A line belongs in the answer if it contains "amount"; copy every such line from the entries below.

Items from an interface collection:
◆ ◆ ◆ ◆

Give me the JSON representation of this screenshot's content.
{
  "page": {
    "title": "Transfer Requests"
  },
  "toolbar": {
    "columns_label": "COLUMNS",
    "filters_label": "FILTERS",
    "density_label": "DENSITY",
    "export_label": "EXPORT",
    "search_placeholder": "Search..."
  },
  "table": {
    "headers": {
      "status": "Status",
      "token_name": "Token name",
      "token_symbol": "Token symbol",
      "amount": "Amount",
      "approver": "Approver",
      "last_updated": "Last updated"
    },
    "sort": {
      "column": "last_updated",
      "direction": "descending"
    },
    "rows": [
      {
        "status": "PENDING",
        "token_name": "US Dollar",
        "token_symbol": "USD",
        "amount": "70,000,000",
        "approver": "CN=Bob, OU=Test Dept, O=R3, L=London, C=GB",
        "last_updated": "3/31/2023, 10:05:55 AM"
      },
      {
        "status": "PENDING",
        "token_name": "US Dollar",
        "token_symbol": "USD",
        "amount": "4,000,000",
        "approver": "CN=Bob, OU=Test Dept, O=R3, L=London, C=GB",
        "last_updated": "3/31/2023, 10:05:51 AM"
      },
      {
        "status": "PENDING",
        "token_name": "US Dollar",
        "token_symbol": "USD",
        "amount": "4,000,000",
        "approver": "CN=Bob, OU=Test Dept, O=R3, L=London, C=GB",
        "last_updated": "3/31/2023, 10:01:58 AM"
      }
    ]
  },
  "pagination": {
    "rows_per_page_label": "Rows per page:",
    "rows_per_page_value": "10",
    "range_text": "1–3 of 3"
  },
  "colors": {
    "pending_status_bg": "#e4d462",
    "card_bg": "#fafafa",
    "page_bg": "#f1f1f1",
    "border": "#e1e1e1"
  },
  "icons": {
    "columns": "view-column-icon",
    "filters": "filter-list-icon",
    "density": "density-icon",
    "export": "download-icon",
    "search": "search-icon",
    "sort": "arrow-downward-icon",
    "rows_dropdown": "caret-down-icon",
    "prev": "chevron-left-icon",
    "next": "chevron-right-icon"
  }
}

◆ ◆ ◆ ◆

## [Expected answer]
      "amount": "Amount",
        "amount": "70,000,000",
        "amount": "4,000,000",
        "amount": "4,000,000",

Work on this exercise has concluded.